As a driver, you have two choices: buy or lease. Unless you’re buying with cash (unlikely for most young doctors), you’re going to have to make periodic monthly payments under a financing agreement.

The decision to buy vs. lease must make sense within your budget. Leasing is usually cheaper over the short term but more expensive if utilized over a longer period. Be sure to account for all anticipated costs under either scenario. Budget for gas, maintenance, registration, insurance, parking, etc. Gas mileage may be an important consideration in keeping costs low. Also take into account the impact of selecting a used rather than a new vehicle.

For a given vehicle, monthly leasing costs are lower than purchase payments, but there are many other considerations. Links below lead to additional information and a calculator you can use to quantify and compare the costs.



If you commit to leasing, you can get a new car every few years. Advantages include having a vehicle that is always under warranty, which means fewer maintenance costs, and access to the latest technological innovations and gadgets. 

Disadvantages are that you don't own the vehicle, and you may have to pay for excess mileage or wear and tear at the end of the lease. You may also have to pay for Gap insurance during the lease term, which covers you for the amount you owe on the lease in the event the car is stolen or declared a total loss due to accident.



Advantages to purchasing a car are that once it's paid off you own it and no longer have to make monthly payments. You are also free to do whatever you want with the car, whereas under a lease you must maintain it in pristine condition.

You can drive your car as much as you want without having to worry about crossing any mileage limits.
When you decide to get a new car you can trade-in your existing car, thereby reducing the amount you need to pay for the new one.
Early in your career, avoid making a car into a conspicuous consumption statement.

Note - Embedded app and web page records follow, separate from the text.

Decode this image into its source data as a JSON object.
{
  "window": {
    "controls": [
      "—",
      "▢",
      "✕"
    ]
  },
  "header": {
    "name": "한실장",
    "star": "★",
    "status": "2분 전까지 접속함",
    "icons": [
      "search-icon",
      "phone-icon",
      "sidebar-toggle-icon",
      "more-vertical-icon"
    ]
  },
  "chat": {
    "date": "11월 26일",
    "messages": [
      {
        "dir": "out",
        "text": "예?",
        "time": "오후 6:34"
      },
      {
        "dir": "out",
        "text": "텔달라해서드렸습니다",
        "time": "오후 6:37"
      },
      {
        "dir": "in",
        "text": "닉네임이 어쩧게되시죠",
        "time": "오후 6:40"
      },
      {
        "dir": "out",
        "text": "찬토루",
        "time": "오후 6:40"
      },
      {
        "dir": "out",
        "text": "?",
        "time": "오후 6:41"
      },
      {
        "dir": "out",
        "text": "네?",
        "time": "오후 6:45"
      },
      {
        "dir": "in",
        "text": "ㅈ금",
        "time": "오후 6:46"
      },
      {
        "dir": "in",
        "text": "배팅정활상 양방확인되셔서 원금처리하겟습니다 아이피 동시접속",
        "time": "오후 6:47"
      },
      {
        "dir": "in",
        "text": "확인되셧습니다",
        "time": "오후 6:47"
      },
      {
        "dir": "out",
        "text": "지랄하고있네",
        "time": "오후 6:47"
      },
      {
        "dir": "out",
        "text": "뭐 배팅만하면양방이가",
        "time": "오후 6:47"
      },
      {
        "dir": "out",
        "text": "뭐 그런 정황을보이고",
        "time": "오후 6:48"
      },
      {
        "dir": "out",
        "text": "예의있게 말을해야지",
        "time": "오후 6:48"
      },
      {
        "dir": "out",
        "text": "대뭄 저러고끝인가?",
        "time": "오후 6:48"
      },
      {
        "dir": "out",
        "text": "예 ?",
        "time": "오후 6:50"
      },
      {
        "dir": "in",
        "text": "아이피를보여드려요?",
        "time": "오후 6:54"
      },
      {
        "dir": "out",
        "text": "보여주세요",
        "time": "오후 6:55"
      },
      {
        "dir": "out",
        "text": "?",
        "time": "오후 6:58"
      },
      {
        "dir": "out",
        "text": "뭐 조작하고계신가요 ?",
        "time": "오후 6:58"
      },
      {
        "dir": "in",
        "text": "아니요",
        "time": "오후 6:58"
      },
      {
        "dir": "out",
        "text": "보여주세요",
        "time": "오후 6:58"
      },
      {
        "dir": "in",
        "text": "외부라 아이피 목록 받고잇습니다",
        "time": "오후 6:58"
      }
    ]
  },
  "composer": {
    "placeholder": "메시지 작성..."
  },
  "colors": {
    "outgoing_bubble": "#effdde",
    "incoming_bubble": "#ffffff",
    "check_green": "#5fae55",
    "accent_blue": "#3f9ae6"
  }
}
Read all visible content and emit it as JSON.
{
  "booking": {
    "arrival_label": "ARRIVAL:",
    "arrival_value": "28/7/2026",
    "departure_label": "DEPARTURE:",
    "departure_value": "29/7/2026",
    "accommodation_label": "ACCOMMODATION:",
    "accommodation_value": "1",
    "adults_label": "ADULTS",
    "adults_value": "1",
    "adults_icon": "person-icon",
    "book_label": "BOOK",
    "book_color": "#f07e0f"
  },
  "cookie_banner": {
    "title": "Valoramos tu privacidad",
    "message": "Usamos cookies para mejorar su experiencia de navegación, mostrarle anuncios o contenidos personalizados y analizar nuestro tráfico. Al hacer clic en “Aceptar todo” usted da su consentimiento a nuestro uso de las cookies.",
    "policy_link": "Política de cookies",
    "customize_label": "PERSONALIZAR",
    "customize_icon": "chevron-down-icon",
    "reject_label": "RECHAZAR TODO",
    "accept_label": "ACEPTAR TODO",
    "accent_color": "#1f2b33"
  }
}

If you must make such a statement, defer it to a much later date, when your household finances are solid.

If you’re buying a car, keep the following in mind:

  • Do your research ahead of time to identify the fair value of your preferred vehicle. Sites such as,, or may be useful
  • The U.S. Environmental Protection Agency provides information on Fuel economy and EPA ratings
  • Compare dealer financing offers to regular bank loans. The latter may offer better terms
  • There’s lots of advice available on the web, including when and how to get the best deals, how to negotiate most effectively with dealers, etc.

Consumer Reports and U.S. News & World Report are some of the online sources available to address the purchase vs. lease question.


Related Links:

Bankrate’s Buy vs. Lease Car Calculator (

2017 Consumer Reports Article on Buying vs. Leasing a Car (

US News on Buying vs. Leasing a Car

Fuel economy and EPA ratings